  4. Christians Give more to Charity than Atheists (YouTube video featuring an audio clip of Dr. William Lane Craig)
  5. Christians Give more to Charity than Atheists (YouTube video featuring an audio clip of Dr. William Lane Craig)
  6. The Judeo-Christian Atheist by Moshe Avarick, THE ALGEMEINER
  7. The Protestant Work Ethic: Alive & Well…In China By Hugh Whelchel on September 24, 2012
  8. The Protestant Work Ethic: Alive & Well…In China By Hugh Whelchel on September 24, 2012
  9. Niall Ferguson on Belief
  10. Predominant religions, Adherence.com
  11. Outliers & Cultural Legacies
  12. The Protestant Work Ethic: Alive & Well…In China By Hugh Whelchel on September 24, 2012
  13. Niall Ferguson on Belief
  14. Christianity Today, The Surprising Discovery About Those Colonialist, Proselytizing Missionaries, January 8, 2014
  15. Yet another country needs a bailout from the Protestant North
  16. Why Europeans work less hours than Americans, Forbes
  17. Check Out How Much The Average American Works Each Year Compared To The French, The Germans, And The Koreans, Business Insider
  18. Who works the longest hours?, BBC, 2012
  19. The atheist sloth ethic, or why Europeans don't believe in work by Niall Ferguson, The Telegraph, 2004
  20. The atheist sloth ethic, or why Europeans don't believe in work by Niall Ferguson, The Telegraph, 2004
  21. New 'feminist' government with a Green tinge in Sweden
  22. What's Really Behind Europe's Decline? It's The Birth Rates, Stupid, Forbes magazine, 5/30/2012

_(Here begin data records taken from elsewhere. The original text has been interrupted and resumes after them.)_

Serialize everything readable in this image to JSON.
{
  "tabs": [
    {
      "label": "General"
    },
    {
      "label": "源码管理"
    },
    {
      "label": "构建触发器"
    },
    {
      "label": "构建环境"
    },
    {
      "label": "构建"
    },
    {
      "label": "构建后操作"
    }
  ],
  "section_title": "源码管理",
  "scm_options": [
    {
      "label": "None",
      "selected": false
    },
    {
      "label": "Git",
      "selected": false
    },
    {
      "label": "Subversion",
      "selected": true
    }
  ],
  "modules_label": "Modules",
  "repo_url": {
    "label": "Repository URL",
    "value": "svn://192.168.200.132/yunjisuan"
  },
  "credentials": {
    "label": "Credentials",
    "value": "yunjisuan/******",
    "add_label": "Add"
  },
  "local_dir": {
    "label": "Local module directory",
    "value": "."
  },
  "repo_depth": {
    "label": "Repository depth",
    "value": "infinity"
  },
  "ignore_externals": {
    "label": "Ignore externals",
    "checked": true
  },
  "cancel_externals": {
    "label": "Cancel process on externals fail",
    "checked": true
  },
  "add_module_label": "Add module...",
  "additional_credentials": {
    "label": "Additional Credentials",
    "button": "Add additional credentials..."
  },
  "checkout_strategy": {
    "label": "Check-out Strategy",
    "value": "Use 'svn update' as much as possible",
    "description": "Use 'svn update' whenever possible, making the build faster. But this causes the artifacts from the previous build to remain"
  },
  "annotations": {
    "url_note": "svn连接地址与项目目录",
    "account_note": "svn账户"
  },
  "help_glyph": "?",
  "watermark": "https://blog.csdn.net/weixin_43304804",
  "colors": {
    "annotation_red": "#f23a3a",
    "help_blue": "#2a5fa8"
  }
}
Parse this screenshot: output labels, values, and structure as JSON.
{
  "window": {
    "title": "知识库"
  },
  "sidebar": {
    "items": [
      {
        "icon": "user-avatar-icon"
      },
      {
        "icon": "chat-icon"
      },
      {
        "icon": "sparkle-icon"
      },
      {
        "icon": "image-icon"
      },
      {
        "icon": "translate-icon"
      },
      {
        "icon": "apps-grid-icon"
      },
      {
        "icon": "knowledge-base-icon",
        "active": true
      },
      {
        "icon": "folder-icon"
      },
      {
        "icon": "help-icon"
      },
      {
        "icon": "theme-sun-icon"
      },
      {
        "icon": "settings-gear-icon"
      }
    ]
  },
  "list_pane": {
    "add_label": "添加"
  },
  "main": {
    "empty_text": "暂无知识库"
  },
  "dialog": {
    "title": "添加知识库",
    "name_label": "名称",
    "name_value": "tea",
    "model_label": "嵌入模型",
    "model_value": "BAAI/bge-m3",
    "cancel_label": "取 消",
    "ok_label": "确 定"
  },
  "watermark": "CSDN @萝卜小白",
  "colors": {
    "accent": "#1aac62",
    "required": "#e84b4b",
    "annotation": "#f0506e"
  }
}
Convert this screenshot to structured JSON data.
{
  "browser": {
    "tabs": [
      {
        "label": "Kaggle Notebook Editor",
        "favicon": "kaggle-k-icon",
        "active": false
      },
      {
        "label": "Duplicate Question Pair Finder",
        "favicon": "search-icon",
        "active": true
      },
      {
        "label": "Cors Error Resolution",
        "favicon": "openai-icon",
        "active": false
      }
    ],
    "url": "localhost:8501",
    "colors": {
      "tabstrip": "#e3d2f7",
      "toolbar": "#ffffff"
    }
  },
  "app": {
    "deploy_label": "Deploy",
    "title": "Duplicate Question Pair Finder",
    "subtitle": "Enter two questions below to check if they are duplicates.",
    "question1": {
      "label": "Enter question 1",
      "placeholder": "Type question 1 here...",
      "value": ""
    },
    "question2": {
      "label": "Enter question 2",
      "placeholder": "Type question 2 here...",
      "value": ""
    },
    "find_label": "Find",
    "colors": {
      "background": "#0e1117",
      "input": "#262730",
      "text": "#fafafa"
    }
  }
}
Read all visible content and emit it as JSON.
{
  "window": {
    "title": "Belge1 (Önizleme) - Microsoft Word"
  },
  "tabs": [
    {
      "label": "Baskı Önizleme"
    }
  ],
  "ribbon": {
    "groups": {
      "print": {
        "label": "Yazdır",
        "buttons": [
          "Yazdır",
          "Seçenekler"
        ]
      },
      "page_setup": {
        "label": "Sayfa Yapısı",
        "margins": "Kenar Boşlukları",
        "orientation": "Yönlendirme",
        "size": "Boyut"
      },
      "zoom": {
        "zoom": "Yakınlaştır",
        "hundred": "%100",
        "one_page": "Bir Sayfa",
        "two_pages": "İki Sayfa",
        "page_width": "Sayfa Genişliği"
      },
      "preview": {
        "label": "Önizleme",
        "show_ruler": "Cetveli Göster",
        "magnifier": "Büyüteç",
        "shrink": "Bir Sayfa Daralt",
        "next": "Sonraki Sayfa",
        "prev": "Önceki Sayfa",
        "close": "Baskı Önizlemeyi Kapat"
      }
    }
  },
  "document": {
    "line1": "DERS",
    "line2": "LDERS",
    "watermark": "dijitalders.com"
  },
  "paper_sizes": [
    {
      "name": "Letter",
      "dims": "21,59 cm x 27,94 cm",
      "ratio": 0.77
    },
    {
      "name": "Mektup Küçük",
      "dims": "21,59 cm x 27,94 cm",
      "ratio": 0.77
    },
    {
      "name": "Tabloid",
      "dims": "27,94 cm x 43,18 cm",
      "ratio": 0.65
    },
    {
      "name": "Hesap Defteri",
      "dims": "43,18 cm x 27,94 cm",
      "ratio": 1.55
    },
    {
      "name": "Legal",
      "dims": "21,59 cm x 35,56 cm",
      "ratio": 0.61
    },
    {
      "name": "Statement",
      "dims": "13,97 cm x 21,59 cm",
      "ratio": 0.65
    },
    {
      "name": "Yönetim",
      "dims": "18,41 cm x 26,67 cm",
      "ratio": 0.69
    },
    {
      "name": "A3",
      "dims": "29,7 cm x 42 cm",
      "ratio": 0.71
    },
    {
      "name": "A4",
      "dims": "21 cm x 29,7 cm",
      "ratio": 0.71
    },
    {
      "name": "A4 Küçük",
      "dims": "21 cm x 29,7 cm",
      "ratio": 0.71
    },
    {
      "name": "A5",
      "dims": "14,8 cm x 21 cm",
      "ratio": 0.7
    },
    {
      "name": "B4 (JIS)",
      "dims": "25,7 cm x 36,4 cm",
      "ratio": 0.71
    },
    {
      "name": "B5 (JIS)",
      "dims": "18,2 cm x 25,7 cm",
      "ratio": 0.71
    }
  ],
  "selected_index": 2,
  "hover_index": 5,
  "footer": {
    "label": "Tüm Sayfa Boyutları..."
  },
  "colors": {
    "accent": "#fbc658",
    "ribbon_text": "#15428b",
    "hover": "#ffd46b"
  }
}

  23. Another Catholic country needs a bailout
  24. European Sovereign debt crisis by Philip Lane
  25. The inevitable decline of atheism by Vox Day
  26. Does atheism thrive on economic prosperity? Does religion prosper when people are desperate and ignorant?
  27. The inevitable decline of atheism by Vox Day
  28. Does atheism thrive on economic prosperity? Does religion prosper when people are desperate and ignorant?
  29. Social unrest in Europe altering its religious landscape
  30. Another crisis hitting Darwinism, atheism and agnosticism - Eurocrisis is causing secular Europe to have falling fertility rates. Creationism does well in economic hard times
  31. Why a literal reading of the Genesis is surging in the world. Why a a literal reading of the Genesis will increase in the Western World
  32. Top 50 Countries With Highest Proportion of Atheists / Agnostics (Zuckerman, 2005)
  33. A surprising map of where the world’s atheists live, Washington Post By Max Fisher and Caitlin Dewey May 23, 2013
  34. When Will China Become the World’s Largest Christian Country?, Slate
  35. In China, a church-state showdown of biblical proportions
  36. The Protestant Work Ethic: Alive & Well…In China by Hugh Whelchel
  37. Top 50 Countries With Highest Proportion of Atheists / Agnostics (Zuckerman, 2005)
  38. A surprising map of where the world’s atheists live, Washington Post By Max Fisher and Caitlin Dewey May 23, 2013
  39. Moon H. Jo, "Japanese Traditional Values and Industrialization," International Social Science Review 1987 62(1): 3-13.
  40. Impact of Protestant Christians upon Modern Education in Japan Since the 19th Century
  41. Deming Influence on Post-war Japanese Quality Development